California receives about half of its personal income tax revenue from people who sell assets and pay the state income tax on that gain.
Happily, the stock market is doing so well that at least this portion of California’s expected state revenues seems relatively safe.
The state of California, unlike many other states and unlike the federal government’s Internal Revenue Service, doesn’t care how long the tax payer owned the asset sold. Elsewhere, assets held longer than a year before they are sold are oftentimes taxed at a substantially lower “capital gains” tax rate. But not in California.
In many states, real estate or land interests related to energy extraction are very important asset classes that give rise to capital gains taxes.
In California, gains from stock investments are particularly important. Many highly paid people in Silicon Valley in the north, and Hollywood and “Pharma Beach” in the south, benefit from stock options or long-term gains from shares they had been granted, or from occasionally selling stocks of companies they had founded.
Some parts of the California economy have been heavily damaged by the shelter-In-place restrictions and other public safety restrictions—think of all those cleaning staff personnel at all those hotels in Anaheim and Buena Park and along Century Boulevard.
These folks all need unemployment benefits and other state- and county- funded services. A lot of the money that pays for those comes from capital gains derived from the sale of appreciated stocks.
So a rising stock market is really beneficial to California and its ability to fund social services.
The NASDAQ 100 index tracks 103 of the top technology companies.
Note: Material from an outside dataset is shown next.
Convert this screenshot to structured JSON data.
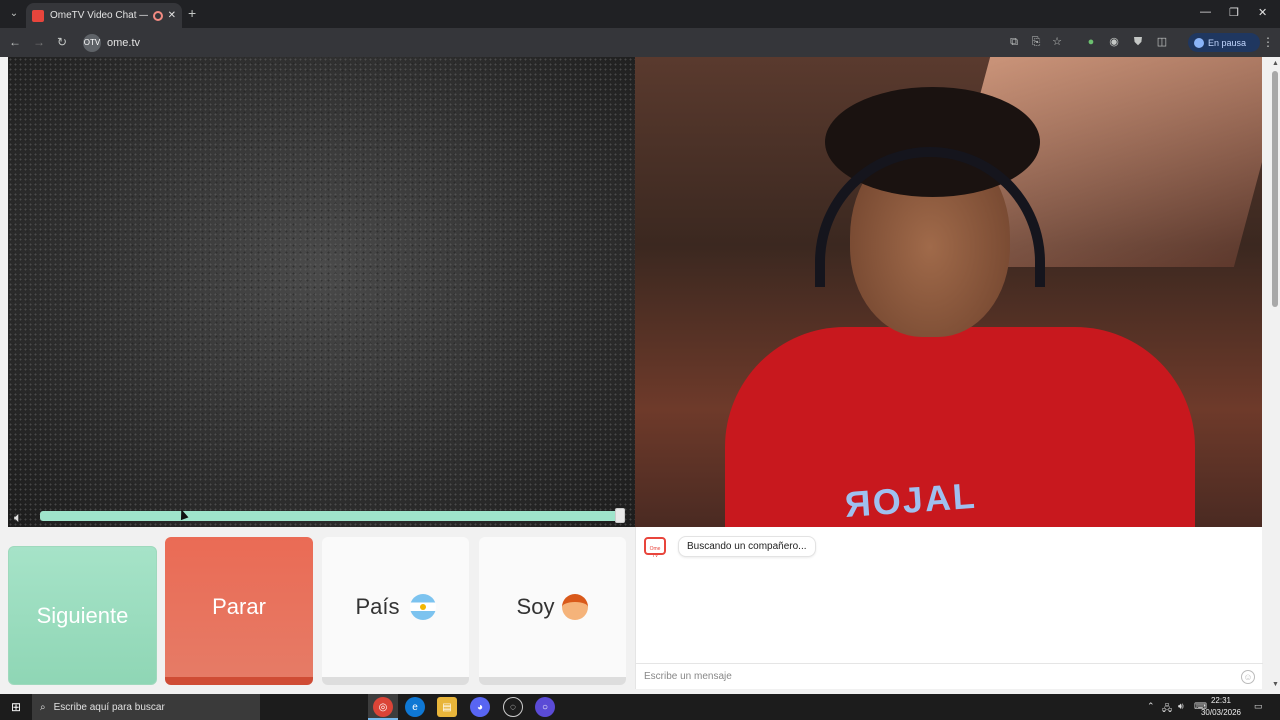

Looking at Invesco’s tracking fund, with the ticker QQQ, the value of the Nasdaq has increased from about $185 in May 2019 to about $302 now—an increase of some 63 percent since that time, when California’s Legislative Analyst’s Office (LAO) made a series of projections regarding future tax revenues derived from capital gains.
The S&P 500 index tracks the share prices of America’s largest companies. There are about 500 companies in the index (the number goes up and down due to mergers and other corporate actions). In May 2020, the LAO provided two scenarios—an optimistic “U-shaped” recovery and a pessimistic “L-shaped” recovery. Under the U-shaped recovery assumption—the optimistic one—the LAO assumed the S&P 500 index would recover up to 2,700 by the end of 2020, rise a little more in 2021, and then get to about 3,100 by the end of 2022.
The S&P 500 index is already at well over 3,500.
A quick look at both indices demonstrates why they are so important to the California economy.
The top 10 stocks within the NASDAQ 100 index represent more than 50 percent of the value of that index. Only 2 of those top 10 stocks are not based in California.
And looking at the S&P 500 proxy investment offered by Vanguard, with the ticker VOO, three of the top nine companies (Alphabet, the owner of Google, has two stocks) are based in California: Apple, Facebook, and Alphabet. Those three represent more than 10 percent of the value of the entire index. The S&P 500 index is used by many professional financial-planning professionals as a proxy for the entire U.S. stock market.
As these companies continue to benefit from consumers’ need to work, play, and study from home, the capital gains derived from California shareholders selling them will at least be one silver lining in perhaps an otherwise gloomy cloud-filled California economy.
Tim Shaler is a professional investor and economist based in Southern California. He is a regular columnist for The Epoch Times, where he exclusively provides some of his original economic analysis.
Views expressed in this article are the opinions of the author and do not necessarily reflect the views of The Epoch Times.